Please find the lines in the following records that hold "status", and copy them.

= Beginning of Section =

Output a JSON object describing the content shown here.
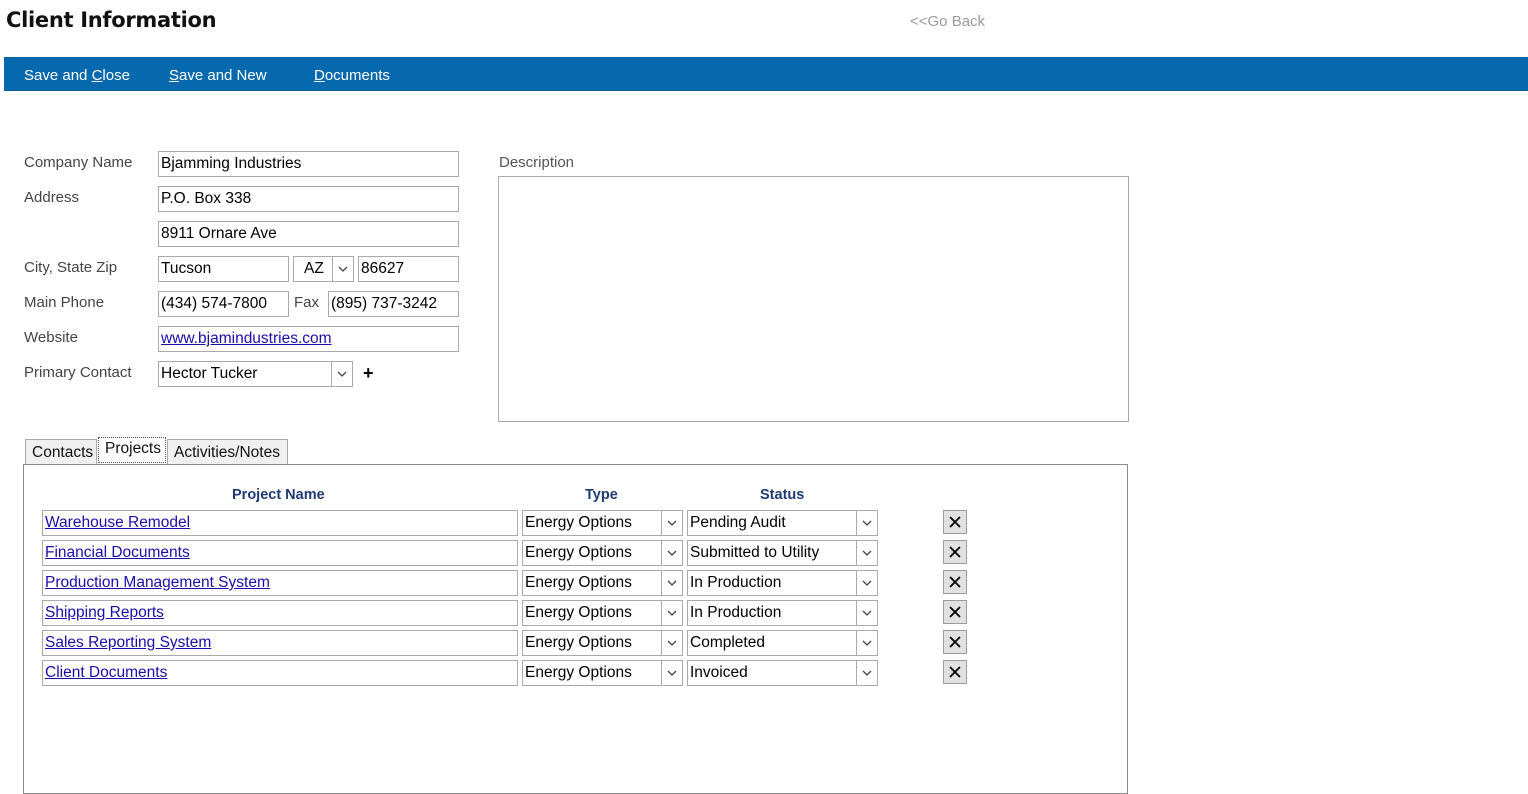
{
  "header": {
    "title": "Client Information",
    "go_back": "<<Go Back"
  },
  "toolbar": {
    "color": "#0769ad",
    "buttons": [
      {
        "label": "Save and Close",
        "pre": "Save and ",
        "key": "C",
        "post": "lose"
      },
      {
        "label": "Save and New",
        "pre": "",
        "key": "S",
        "post": "ave and New"
      },
      {
        "label": "Documents",
        "pre": "",
        "key": "D",
        "post": "ocuments"
      }
    ]
  },
  "form": {
    "company_name": {
      "label": "Company Name",
      "value": "Bjamming Industries"
    },
    "address": {
      "label": "Address",
      "line1": "P.O. Box 338",
      "line2": "8911 Ornare Ave"
    },
    "city_state_zip": {
      "label": "City, State Zip",
      "city": "Tucson",
      "state": "AZ",
      "zip": "86627"
    },
    "main_phone": {
      "label": "Main Phone",
      "value": "(434) 574-7800"
    },
    "fax": {
      "label": "Fax",
      "value": "(895) 737-3242"
    },
    "website": {
      "label": "Website",
      "value": "www.bjamindustries.com"
    },
    "primary_contact": {
      "label": "Primary Contact",
      "value": "Hector Tucker",
      "add_icon": "plus-icon"
    },
    "description": {
      "label": "Description",
      "value": ""
    }
  },
  "tabs": [
    {
      "label": "Contacts",
      "active": false
    },
    {
      "label": "Projects",
      "active": true
    },
    {
      "label": "Activities/Notes",
      "active": false
    }
  ],
  "projects": {
    "columns": {
      "name": "Project Name",
      "type": "Type",
      "status": "Status"
    },
    "rows": [
      {
        "name": "Warehouse Remodel",
        "type": "Energy Options",
        "status": "Pending Audit"
      },
      {
        "name": "Financial Documents",
        "type": "Energy Options",
        "status": "Submitted to Utility"
      },
      {
        "name": "Production Management System",
        "type": "Energy Options",
        "status": "In Production"
      },
      {
        "name": "Shipping Reports",
        "type": "Energy Options",
        "status": "In Production"
      },
      {
        "name": "Sales Reporting System",
        "type": "Energy Options",
        "status": "Completed"
      },
      {
        "name": "Client Documents",
        "type": "Energy Options",
        "status": "Invoiced"
      }
    ],
    "delete_icon": "close-icon"
  }
}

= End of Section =

Response to the task:
      "status": "Status"
        "status": "Pending Audit"
        "status": "Submitted to Utility"
        "status": "In Production"
        "status": "In Production"
        "status": "Completed"
        "status": "Invoiced"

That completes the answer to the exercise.